Vladan Starcevic is Associate Professor of Psychiatry at the University of Sydney, and Head of Academic Department of Psychiatry at Nepean Hospital. He has written or contributed to more than 200 book chapters and journal articles and is the author or co-editor of several books on anxiety disorders and hypochondriasis/health anxiety. He serves on the panel for the World Federation of Societies of Biological Psychiatry Task Force on Treatment Guidelines for Anxiety, Obsessive-Compulsive and Posttraumatic Stress Disorders.
Richard Bryant is Director of Traumatic Stress Clinic at Brain Dynamics Centre at the University of Sydney and Scientia Professor at the University of New South Wales. He is an Australian Research Council Laureate Fellow. He has published more than 350 articles and been the recipient of multimillion-dollar research grants.
Table of ContentsFOREWORD by Professor Bruce Robinson;
PREFACE by Professor Philip Boyce;
PART I WHAT IS ANXIETY;
Chapter 1 The Nature of Anxiety;
Chapter 2 More about Anxiety;
Chapter 3 The Anxiety Disorders;
Chapter 4 Classification of Anxiety Disorders and Conceptual and Diagnostic Issues;
Chapter 5 How Common are the Anxiety Disorders;
Chapter 6 The Burden of Anxiety Disorders;
Part I Summary;
PART II PHYSIOLOGY OF THE NORMAL STRESS RESPONSE;
Chapter 7 Response of the Autonomic Nervous System to Stress;
Chapter 8 Panic and Hyperventilation;
Chapter 9 Response of the Hypothalamic Pituitary Adrenal Axis to Stress;
Part II Summary;
PART III GENETICS AND GENE-ENVIRONMENT INTERACTION;
Chapter 10 Genetic Epidemiology of Anxiety Disorders;
Chapter 11 Identification of Genetic Factors Contributing to Anxiety Disorders;
Chapter 12 Gene-Environment Interaction and Human Behaviour;
Part III Summary;
PART IV DEVELOPMENTAL ANTECEDENTS OF ANXIETY;
Chapter 13 Distinct Developmental Presentations;
Chapter 14 Development of Anxiety Disorders;
Chapter 15 Attachment Theory;
Part IV Summary;
PART V NEUROBIOLOGY OF ANXIETY DISORDERS;
Chapter 16 Fear Conditioning and Anxiety;
Chapter 17 Extinction and Fear Inhibition;
Chapter 18 Neural Circuitry of Anxiety;

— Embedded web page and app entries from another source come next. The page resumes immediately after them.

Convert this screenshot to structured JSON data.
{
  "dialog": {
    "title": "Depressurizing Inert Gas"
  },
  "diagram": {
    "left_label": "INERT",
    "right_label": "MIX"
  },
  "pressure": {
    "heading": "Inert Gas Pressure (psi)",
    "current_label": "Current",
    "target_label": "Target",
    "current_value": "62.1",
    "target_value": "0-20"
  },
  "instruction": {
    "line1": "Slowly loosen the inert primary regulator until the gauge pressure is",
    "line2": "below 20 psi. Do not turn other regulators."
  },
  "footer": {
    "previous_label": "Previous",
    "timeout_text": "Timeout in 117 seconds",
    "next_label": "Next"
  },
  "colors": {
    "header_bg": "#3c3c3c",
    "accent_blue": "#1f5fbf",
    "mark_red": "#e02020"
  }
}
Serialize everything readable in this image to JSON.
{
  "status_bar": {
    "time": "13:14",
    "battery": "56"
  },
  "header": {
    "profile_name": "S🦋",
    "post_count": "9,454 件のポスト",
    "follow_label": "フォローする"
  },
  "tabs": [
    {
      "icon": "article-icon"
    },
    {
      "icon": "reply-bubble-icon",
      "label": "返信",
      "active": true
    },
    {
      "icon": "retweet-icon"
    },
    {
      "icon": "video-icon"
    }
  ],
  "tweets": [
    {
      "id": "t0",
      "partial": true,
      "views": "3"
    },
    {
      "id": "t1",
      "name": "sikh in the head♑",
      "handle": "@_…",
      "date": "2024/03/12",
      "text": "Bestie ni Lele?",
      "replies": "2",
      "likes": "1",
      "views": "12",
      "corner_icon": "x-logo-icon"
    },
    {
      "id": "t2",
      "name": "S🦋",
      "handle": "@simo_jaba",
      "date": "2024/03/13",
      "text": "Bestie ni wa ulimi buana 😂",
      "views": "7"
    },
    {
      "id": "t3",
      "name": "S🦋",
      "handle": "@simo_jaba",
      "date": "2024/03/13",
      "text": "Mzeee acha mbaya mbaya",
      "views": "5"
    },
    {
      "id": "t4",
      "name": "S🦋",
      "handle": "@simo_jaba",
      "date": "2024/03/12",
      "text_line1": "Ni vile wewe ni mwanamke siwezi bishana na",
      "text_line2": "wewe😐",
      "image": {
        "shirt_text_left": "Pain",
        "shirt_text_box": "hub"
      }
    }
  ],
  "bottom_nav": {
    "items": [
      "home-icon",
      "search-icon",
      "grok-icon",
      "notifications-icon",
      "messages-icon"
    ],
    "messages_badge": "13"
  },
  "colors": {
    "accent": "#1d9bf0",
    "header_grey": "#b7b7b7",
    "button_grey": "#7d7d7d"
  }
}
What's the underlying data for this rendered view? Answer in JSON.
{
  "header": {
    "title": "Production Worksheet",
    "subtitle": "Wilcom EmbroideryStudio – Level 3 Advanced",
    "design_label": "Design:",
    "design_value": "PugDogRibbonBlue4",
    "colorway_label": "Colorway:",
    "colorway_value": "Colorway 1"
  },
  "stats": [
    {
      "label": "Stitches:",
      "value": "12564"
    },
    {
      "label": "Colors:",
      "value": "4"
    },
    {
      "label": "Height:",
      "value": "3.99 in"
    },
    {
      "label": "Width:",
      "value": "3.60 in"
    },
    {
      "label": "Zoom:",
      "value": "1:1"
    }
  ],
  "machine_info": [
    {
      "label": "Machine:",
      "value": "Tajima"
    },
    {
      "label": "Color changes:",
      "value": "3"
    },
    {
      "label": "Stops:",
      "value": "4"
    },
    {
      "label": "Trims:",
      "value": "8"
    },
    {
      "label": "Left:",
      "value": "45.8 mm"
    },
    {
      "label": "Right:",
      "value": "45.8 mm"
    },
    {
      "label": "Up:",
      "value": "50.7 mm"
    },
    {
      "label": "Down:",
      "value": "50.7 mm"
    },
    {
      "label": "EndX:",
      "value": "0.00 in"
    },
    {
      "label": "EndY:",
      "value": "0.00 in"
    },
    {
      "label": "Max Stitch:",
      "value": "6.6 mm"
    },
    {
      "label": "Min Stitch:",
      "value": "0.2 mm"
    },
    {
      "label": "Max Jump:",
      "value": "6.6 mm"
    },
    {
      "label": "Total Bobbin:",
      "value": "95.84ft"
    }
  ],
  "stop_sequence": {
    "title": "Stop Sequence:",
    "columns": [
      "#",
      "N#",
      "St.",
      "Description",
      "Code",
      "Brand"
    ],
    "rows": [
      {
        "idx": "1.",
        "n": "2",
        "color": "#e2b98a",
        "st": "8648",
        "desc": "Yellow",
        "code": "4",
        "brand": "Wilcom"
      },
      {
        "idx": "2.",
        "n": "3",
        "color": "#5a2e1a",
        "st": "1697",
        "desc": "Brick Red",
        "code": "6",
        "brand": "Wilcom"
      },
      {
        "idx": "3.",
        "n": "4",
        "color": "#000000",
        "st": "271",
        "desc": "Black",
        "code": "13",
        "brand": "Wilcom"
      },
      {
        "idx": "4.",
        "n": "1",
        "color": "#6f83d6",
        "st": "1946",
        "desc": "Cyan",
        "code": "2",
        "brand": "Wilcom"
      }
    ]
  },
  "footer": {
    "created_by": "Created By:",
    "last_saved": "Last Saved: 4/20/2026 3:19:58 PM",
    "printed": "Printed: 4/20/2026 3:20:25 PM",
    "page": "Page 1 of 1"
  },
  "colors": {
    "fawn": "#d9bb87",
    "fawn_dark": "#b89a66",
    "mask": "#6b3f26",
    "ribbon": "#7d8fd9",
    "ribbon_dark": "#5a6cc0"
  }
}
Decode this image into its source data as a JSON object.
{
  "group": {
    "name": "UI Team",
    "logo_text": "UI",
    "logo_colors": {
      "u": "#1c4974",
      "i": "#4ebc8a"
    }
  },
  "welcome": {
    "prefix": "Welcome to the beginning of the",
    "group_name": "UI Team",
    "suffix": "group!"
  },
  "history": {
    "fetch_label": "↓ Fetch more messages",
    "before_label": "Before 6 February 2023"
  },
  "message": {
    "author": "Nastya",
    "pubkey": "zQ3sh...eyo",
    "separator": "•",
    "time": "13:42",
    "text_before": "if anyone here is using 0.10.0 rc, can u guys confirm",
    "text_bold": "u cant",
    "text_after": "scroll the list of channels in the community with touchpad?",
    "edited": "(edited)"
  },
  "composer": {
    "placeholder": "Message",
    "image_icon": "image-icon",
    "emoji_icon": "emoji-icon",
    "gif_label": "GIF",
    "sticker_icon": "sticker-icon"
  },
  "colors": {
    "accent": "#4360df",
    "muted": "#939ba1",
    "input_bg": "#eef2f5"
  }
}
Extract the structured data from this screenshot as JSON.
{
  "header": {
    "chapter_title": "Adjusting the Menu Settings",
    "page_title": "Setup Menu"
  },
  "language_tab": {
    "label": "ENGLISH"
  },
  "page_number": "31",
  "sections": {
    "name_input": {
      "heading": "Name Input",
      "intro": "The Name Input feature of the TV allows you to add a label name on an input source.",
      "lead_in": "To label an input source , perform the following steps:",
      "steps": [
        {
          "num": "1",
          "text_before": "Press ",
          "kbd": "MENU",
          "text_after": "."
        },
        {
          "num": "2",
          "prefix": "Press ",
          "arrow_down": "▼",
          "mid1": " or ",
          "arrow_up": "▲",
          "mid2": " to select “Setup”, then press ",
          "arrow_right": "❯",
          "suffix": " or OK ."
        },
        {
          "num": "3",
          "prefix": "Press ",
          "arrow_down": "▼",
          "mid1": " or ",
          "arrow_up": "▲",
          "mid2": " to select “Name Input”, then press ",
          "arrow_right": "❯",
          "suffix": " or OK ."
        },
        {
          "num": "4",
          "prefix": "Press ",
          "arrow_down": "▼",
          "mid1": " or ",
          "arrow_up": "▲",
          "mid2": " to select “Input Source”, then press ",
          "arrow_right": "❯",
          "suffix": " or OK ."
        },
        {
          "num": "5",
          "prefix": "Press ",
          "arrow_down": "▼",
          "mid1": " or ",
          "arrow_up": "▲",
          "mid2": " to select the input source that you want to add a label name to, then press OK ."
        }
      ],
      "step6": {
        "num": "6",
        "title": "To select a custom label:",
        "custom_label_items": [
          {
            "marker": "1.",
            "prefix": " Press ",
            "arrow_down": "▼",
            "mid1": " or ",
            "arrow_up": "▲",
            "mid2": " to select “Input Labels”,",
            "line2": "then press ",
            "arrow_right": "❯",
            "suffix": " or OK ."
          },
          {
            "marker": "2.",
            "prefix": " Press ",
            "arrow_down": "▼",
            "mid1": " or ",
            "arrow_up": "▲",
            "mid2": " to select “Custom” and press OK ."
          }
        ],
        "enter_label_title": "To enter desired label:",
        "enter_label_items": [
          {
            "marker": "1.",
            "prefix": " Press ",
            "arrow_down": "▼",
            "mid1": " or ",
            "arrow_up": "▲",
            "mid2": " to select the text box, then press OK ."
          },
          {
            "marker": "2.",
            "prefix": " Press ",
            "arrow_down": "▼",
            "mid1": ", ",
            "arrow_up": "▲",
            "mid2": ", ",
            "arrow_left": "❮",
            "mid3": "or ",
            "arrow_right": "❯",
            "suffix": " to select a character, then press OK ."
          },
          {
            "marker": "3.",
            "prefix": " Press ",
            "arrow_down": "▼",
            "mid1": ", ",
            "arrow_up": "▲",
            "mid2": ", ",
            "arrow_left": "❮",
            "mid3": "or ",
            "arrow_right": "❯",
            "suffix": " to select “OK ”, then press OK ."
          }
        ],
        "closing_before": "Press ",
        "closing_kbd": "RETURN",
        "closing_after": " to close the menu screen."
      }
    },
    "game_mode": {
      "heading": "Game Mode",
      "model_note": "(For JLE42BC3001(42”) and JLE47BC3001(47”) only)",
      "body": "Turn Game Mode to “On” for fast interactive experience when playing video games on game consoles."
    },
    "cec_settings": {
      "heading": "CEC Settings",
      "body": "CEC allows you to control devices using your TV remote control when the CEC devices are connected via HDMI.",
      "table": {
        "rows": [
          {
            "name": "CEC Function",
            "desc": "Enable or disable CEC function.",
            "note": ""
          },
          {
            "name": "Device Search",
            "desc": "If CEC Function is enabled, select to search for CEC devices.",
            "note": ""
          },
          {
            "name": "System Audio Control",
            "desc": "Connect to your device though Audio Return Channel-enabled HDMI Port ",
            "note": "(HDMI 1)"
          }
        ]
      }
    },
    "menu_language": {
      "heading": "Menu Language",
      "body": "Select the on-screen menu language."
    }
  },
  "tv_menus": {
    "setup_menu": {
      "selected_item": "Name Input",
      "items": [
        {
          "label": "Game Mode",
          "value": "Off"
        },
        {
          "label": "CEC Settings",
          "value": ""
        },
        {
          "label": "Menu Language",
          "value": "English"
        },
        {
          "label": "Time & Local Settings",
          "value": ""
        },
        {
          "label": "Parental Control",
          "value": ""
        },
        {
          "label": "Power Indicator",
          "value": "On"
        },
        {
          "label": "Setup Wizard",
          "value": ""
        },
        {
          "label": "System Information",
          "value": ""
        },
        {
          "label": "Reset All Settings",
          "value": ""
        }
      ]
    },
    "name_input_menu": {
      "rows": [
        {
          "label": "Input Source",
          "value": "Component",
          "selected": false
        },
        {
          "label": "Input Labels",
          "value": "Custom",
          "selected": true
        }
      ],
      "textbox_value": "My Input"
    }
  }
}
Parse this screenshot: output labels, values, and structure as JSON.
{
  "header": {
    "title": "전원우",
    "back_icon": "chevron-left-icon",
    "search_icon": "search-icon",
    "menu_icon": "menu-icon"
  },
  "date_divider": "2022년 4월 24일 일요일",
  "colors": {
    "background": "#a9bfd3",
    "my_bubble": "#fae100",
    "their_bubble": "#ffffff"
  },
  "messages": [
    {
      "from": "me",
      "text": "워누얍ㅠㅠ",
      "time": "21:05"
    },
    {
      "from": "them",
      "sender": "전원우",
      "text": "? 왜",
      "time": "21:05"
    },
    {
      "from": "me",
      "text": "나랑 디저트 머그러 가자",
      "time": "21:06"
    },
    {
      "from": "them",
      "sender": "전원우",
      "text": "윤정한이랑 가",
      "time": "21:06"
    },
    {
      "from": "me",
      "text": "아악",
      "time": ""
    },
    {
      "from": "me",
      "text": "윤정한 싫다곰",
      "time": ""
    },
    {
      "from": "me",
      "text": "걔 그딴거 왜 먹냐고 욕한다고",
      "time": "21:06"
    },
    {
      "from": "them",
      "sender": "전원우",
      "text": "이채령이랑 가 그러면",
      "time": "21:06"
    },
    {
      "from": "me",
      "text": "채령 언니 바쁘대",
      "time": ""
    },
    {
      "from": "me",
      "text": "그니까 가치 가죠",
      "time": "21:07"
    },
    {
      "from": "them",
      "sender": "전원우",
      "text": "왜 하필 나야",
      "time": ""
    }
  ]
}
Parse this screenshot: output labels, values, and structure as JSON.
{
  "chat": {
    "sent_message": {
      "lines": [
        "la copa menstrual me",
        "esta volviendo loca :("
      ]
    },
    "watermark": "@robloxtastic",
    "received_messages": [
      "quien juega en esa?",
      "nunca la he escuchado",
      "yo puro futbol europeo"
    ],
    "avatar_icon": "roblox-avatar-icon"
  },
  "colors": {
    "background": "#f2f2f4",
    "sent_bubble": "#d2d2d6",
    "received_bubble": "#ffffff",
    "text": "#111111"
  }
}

Chapter 19 Neurochemistry and Anxiety;
Part V Summary;
PART VI COGNITIVE THEORY;
Chapter 20 Cognitive Models;
Chapter 21 Schemas;
Chapter 22 Specific Cognitive Distortions;
Chapter 23 Rumination and Worry;
Chapter 24 Other Important Cognitive Perpetuating Factors;
Part VI Summary;
PART VII ASSESSMENT OF ANXIETY DISORDERS;
Chapter 25 Assessment Interview;
Chapter 26 Medical Assessment Issues;
Chapter 27 Diagnosis and Differential Diagnosis;
Chapter 28 Substance Abuse and Anxiety;
Chapter 29 Assessment Tools;
Part VII Summary;
PART VIII BEHAVIOUR THERAPY;
Chapter 30 Principles of Behaviour Therapy;
Chapter 31 Imaginal Exposure;
Chapter 32 In Vivo Exposure;
Chapter 33 The Evidence Base for Exposure Therapy;
Part VIII Summary;
PART IX COGNITIVE THERAPY;
Chapter 34 Cognitive Model of Emotion;
Chapter 35 Cognitive Restructuring;
Chapter 36 Identifying Rumination and Worry;
Chapter 37 The Evidence Base for Cognitive Therapy;
Part IX Summary;
PART X COGNITIVE-BEHAVIOURAL THERAPY;
Chapter 38 Behavioural Experiments;
Chapter 39 Clinical Examples of Psychological Treatments;
Chapter 40 Evidence Base for Cognitive-Behavioural Therapy ;
Chapter 41 Web-Based Treatments for Anxiety: Availability and Evidence Base;
Part X Summary;
PART XI PHARMACOTHERAPY;
Chapter 42 How to Use Medications to Treat Anxiety Disorders;
Chapter 43 Medications that Work and How to Choose between Them;
Chapter 44 Benzodiazepines and Anxiety Disorders;
Chapter 45 Combining Medications and Cognitive-Behavioural Treatments;
Part XI Summary;
PART XII REVIEW AND PUTTING IT ALL TOGETHER;
Chapter 46 Psychotherapy or Pharmacotherapy;
APPENDIX 1 RELATED COURSEWORK AT THE UNIVERSITY OF SYDNEY;
APPENDIX 2 RELATED RESEARCH OPPORTUNITIES AT THE UNIVERSITY OF SYDNEY